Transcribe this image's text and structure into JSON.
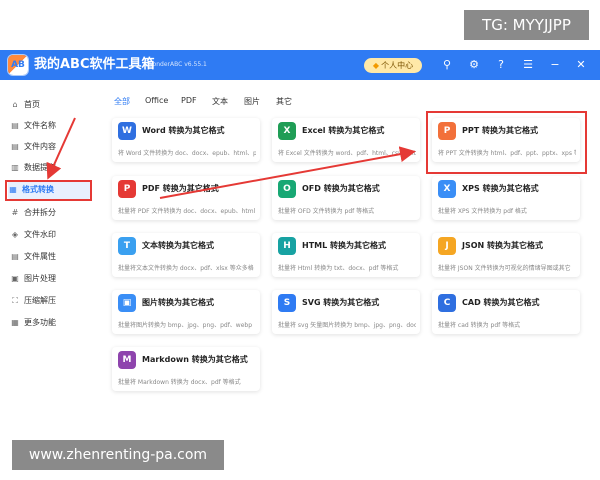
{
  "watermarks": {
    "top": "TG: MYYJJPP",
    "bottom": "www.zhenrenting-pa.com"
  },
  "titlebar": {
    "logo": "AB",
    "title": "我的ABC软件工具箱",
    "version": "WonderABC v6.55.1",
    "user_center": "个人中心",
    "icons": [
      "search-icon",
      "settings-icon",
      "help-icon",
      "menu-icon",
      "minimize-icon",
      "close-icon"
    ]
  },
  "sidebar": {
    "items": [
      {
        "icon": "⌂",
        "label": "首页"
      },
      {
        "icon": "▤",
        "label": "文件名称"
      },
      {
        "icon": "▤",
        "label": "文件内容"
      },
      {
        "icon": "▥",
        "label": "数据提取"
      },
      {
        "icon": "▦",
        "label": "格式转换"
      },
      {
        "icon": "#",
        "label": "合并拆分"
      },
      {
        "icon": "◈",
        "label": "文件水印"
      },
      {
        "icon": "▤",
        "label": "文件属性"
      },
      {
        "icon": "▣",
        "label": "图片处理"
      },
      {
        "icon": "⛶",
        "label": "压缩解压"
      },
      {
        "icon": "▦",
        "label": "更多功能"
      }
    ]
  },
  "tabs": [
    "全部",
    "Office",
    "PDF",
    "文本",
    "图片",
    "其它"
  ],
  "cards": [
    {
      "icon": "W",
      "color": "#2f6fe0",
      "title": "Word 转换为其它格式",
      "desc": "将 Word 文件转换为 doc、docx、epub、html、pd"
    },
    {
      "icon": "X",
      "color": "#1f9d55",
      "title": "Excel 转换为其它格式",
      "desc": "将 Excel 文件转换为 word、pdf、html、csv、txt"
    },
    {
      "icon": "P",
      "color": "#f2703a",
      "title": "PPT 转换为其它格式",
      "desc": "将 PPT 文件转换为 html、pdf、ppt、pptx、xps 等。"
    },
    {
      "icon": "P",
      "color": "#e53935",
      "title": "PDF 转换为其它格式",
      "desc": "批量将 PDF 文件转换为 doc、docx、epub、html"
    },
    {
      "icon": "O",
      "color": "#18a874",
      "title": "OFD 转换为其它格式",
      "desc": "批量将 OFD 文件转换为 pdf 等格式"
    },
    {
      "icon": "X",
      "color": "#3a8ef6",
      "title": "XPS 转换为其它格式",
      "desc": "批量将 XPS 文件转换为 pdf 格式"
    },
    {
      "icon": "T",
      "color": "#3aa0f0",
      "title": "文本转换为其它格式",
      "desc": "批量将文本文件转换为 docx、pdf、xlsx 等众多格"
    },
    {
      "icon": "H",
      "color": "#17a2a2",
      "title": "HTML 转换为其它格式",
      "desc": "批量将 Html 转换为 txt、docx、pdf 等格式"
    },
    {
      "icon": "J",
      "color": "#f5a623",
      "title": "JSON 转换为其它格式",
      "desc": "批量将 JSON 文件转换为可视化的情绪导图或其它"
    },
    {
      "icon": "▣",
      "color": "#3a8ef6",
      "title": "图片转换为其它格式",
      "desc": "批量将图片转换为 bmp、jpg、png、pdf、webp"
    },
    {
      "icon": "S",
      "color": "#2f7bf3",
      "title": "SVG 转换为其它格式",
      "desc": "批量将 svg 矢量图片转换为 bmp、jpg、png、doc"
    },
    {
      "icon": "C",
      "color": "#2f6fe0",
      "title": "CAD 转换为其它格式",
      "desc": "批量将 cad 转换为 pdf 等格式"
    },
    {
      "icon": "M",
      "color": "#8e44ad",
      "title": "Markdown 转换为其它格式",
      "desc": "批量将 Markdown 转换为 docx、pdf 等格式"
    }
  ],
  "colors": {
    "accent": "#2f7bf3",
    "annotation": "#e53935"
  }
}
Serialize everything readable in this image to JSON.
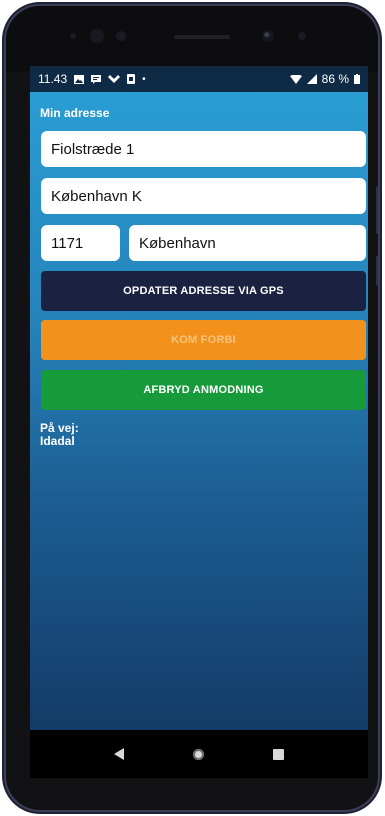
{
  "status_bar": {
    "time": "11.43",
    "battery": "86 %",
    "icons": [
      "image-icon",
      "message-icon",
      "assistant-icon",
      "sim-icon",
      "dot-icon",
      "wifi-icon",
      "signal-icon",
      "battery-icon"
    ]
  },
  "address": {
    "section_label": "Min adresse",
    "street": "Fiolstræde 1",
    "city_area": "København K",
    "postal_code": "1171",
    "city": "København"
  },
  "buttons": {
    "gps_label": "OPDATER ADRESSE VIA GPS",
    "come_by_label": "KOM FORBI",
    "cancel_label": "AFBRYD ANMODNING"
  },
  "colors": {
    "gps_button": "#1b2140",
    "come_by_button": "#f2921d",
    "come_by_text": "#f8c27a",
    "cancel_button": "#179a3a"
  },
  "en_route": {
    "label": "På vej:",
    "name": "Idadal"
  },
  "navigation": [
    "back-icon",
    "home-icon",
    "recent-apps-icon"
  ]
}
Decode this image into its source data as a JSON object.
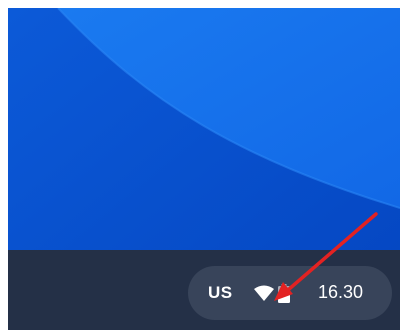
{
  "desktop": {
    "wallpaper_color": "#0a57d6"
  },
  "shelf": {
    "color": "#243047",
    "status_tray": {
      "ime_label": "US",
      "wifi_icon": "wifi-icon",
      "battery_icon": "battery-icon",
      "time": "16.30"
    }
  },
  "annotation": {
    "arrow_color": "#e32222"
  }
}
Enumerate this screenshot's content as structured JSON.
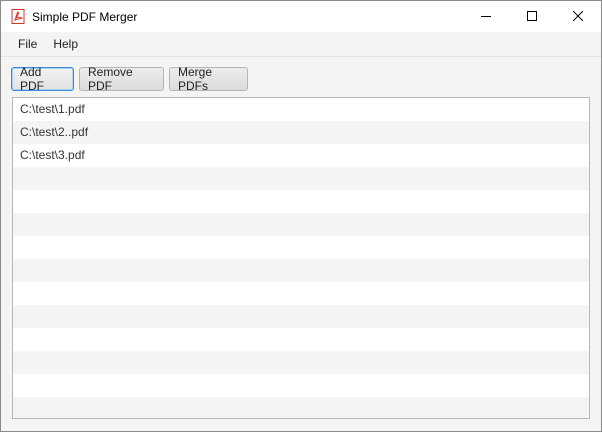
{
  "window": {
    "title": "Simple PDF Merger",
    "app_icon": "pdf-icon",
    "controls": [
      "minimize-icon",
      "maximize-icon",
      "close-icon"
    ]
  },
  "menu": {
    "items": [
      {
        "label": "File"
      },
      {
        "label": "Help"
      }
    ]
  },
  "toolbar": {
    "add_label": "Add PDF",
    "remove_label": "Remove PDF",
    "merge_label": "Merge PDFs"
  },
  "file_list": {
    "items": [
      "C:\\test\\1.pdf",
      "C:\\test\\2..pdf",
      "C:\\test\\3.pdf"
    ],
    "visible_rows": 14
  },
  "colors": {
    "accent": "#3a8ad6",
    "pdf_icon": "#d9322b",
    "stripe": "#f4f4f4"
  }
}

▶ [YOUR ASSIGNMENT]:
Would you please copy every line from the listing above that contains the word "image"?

▶ [RESPONSE TO THIS TASK]:
Transcribe this image's text and structure into JSON.
Serialize everything readable in this image to JSON.
      "image-icon",
Decode this image into its source data as a JSON object.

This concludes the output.